But nowadays the geometer would only assert that A implies P…. And he would have other sets of axioms, A1, …, An implying P1, …, Pn… respectively: the implications would belong to Geometry, but not A1 or P1 or any of the other axioms and propositions (pp. 373f). A rationalist philosopher who can concede Russell’s claim that the study of physical space belongs to empirical science might nevertheless argue that pure geometry is not essentially hypothetical but makes categorical assertions about ideal geometrical objects such as trangularity, squareness, and Euclidean parallelism.
Tom, who describes the leaves as greenish-yellow, sees a kind of yellowness all over a given leaf; Mary, who describes them as yellowish-green, sees a kind of greenness there. But suppose a friend, Harry, describes the leaf as green and yellow all over: he sees both greenness and yellowness there. For him, the two colors are both present in this instance, and neither predominates. Instead of describing the color he sees as greenish-yellow, which is a shade of yellow, or yellowish-green, which is a shade of green, he describes it as green-yellow, a shade that exemplifies both generic colors in an equal degree.

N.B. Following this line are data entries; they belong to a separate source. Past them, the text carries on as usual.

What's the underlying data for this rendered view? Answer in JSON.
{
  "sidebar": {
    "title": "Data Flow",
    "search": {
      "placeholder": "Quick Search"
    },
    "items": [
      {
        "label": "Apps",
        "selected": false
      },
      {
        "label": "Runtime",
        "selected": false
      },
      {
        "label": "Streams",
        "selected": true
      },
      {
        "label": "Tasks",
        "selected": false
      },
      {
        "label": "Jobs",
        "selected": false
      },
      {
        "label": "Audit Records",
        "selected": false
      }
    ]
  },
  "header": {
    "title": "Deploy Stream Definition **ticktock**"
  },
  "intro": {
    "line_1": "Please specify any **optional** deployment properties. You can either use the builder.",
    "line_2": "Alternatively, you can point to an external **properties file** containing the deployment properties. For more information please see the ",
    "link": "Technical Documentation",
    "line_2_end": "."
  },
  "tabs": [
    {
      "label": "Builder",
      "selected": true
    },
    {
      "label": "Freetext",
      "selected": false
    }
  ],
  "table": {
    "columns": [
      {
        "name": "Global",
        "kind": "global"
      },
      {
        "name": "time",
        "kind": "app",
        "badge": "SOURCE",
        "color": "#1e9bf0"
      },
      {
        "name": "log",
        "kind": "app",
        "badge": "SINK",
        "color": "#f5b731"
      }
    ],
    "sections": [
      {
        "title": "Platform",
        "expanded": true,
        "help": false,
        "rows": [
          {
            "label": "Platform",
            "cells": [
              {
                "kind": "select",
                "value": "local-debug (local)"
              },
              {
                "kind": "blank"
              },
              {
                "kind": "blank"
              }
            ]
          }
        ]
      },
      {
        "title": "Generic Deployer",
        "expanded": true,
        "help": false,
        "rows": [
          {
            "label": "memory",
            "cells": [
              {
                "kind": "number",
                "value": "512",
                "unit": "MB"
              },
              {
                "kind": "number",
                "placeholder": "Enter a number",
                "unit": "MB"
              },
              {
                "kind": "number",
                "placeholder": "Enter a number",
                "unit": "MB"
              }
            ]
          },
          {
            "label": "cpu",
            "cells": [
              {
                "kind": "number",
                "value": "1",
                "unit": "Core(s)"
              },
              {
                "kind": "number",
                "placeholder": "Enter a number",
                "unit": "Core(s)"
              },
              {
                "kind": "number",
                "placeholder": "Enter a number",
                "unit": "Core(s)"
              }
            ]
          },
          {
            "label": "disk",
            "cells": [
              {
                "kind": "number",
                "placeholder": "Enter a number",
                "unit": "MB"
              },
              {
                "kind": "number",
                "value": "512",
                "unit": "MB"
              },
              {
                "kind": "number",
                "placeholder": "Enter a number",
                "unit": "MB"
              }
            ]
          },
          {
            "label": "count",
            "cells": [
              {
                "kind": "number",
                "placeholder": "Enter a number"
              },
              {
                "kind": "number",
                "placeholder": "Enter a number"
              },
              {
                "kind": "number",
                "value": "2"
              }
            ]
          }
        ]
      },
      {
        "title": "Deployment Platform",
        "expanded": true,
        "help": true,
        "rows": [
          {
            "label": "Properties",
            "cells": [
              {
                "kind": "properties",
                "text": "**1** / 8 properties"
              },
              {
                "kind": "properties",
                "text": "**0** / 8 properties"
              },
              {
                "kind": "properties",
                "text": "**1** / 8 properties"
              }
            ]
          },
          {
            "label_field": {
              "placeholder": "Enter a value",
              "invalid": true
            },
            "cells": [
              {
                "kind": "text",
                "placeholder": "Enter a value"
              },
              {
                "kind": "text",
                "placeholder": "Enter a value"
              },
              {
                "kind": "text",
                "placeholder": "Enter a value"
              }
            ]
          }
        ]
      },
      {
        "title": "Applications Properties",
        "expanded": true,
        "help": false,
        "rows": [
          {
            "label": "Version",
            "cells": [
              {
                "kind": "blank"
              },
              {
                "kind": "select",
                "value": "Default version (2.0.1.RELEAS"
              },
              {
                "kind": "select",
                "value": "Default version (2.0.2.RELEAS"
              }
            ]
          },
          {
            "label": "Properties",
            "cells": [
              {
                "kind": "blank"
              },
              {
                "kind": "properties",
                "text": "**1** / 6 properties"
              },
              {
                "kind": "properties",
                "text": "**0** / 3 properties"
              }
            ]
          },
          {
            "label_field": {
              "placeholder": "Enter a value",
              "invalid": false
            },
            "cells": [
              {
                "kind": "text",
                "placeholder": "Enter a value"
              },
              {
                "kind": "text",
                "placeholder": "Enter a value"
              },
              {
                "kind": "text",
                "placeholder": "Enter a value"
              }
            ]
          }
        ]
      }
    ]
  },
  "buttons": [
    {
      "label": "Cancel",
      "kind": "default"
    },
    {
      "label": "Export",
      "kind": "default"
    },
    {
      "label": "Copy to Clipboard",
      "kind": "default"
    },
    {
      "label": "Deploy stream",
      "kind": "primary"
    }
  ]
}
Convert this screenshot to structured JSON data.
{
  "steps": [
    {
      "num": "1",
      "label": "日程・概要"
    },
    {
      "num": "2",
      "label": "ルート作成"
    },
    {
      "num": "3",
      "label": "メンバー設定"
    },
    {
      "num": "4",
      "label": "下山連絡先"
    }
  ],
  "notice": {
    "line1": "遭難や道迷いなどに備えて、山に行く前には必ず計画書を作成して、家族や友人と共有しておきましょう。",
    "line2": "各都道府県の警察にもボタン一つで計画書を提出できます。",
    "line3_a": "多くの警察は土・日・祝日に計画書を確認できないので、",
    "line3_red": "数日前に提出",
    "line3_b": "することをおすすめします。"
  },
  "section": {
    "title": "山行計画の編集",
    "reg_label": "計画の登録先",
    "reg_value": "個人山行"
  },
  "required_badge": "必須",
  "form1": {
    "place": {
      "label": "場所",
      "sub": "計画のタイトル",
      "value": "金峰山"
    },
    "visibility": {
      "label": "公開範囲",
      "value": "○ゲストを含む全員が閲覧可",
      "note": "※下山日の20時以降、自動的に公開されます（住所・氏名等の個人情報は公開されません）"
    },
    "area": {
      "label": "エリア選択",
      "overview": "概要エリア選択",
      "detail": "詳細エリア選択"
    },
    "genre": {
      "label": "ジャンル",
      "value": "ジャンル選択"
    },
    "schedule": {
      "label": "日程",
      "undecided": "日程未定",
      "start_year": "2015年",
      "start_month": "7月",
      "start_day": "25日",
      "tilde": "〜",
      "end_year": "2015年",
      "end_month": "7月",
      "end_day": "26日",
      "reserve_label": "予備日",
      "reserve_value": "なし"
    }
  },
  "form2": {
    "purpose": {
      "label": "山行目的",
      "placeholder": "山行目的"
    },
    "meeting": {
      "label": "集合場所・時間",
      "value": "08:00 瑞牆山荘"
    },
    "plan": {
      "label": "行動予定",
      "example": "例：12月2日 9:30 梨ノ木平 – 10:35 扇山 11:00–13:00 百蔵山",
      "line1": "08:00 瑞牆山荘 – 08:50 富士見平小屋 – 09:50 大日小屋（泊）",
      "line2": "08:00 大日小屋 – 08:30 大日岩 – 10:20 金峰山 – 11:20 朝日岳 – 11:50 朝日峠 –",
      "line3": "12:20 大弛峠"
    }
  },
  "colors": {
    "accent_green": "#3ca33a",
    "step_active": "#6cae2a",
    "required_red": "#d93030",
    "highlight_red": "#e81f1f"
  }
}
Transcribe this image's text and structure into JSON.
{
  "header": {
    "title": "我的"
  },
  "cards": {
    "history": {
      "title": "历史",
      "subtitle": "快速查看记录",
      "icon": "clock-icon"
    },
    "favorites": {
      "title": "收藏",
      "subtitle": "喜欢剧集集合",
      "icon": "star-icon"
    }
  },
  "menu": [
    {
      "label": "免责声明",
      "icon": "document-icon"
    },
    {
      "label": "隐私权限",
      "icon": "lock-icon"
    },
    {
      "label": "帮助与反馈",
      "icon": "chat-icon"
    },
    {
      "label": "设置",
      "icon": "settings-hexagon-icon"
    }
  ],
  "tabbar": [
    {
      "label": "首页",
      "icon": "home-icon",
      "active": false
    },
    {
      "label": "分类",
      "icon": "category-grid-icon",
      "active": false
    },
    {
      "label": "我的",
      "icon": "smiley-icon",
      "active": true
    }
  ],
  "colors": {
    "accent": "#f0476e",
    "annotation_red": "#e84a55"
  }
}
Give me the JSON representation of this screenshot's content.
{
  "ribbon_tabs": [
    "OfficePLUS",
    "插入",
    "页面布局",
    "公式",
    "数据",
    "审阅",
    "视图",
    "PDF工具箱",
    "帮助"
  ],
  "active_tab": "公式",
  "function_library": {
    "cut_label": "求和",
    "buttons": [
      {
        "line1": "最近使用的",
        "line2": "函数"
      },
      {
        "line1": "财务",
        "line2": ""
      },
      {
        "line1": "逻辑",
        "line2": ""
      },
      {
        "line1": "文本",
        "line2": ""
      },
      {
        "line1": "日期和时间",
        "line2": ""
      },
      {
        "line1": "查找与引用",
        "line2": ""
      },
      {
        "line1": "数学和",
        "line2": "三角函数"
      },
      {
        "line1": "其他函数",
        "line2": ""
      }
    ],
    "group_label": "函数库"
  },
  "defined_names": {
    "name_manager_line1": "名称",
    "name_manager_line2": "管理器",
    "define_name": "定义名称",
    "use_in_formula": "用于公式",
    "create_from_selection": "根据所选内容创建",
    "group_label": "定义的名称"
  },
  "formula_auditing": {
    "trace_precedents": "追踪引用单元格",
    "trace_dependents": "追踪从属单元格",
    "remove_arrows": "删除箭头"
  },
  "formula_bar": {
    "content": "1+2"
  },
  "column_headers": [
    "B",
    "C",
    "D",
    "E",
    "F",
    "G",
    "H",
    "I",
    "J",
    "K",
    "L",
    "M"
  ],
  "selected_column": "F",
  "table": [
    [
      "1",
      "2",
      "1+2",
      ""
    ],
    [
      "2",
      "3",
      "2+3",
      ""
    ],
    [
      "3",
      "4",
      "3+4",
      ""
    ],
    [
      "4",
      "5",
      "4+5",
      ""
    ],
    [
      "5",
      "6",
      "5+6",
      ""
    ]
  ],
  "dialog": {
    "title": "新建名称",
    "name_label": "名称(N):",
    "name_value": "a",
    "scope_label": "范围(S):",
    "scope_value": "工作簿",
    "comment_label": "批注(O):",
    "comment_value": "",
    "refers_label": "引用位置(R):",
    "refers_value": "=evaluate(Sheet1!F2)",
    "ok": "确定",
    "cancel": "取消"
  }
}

But why should we accept this response? We can make all sorts of true statements that are directly referential, as when we say, “This is a sentence of English,” “This is a grammatical sentence,” and so on. Why are these sentences all right and sentences such as “The sentence in the rectangle is false” not all right when it appears in a certain circle and there is another sentence in a certain rectangle consisting of the words “The sentence in the circle is not true”? 28 If we want to avoid contradictions we can disallow such troublesome sentences, but we cannot plausibly rule them out on the basis of an alleged direct intuition of the truth of a law of contradiction.